The mercurial Cheepskates began life as an anomaly on New York's garage-rock scene: when most of their peers were scouring exurbia for vintage paisleys and vinyl (the more primitive the better, on both counts), this low-key quartet was creating some of the most carefully crafted pure pop to escape from those Seed-y halls. Run Better Run, dominated by Shane Faubert's bouncy (but not overly retro) Farfisa organ and clear, expressive voice, attests to the group's originality.
Usually smart, occasionally precious songs like "Gone for Good" and "That's When I Say Goodbye" are reminiscent of the Zombies' art-school pop. Refreshingly cover-free (all four members write; three swap lead vocals), the disc is a timeless pleasure.(Trouser Press)
Led by singer/guitarist Shane Faubert, the Cheepskates were a big part of the '80s revival of the garage rock scene on the East Coast. They released two albums with their first lineup, a four-piece that concentrated more on the retro side of the sound. ~ Bradley Torreano, All Music Guide
Considered "too pop" by garage fans and "too garage" by pop fans, the Cheepskates broke up in 1985, after their masterpiece, RUN BETTER RUN, failed to find its audience. (Goldmine)
After their second album "Second and Last", Cheepskates disbanded and guitarist David John Herrera released the "A Handout From a Cheepskate" in 1989, with members of the Optic Nerve. The Cheepskates reformed as a trio with Shane Faubert, Tony Low and new drummer Jeremy Lee and continued until 1993, with pop-oriented records, nothing to do with the garage scene.

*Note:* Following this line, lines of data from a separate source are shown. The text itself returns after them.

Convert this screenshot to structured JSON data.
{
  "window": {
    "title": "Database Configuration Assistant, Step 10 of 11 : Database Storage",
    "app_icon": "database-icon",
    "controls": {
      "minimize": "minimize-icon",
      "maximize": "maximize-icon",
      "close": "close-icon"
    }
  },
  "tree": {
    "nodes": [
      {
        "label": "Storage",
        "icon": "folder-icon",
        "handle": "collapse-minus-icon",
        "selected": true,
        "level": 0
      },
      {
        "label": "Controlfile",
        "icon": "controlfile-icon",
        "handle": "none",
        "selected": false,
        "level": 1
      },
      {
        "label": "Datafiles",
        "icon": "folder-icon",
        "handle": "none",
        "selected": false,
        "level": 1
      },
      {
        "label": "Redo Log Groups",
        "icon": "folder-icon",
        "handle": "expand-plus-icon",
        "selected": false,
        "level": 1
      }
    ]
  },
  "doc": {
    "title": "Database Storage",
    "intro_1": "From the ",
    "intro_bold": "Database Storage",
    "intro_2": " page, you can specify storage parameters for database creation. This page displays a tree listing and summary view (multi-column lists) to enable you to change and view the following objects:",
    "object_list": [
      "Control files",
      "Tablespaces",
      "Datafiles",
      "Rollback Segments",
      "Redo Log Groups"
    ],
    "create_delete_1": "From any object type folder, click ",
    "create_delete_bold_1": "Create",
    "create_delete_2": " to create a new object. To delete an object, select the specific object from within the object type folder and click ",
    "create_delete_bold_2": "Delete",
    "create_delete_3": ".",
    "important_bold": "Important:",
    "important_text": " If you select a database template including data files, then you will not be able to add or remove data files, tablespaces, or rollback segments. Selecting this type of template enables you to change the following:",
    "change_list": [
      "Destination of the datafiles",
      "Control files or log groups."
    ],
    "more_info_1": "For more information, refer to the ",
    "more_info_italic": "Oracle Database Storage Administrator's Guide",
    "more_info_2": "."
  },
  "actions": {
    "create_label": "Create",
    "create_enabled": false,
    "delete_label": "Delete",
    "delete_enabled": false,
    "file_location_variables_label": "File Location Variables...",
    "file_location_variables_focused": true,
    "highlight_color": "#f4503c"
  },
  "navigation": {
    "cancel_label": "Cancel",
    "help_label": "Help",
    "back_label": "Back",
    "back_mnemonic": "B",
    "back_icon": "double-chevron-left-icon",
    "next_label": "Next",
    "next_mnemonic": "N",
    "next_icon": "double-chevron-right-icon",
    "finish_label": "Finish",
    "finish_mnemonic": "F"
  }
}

Shane Faubert released two solo albums, and in 1992, Tony Low and Jeremy Lee formed Static 13, which became a tuneful hard-rock quartet.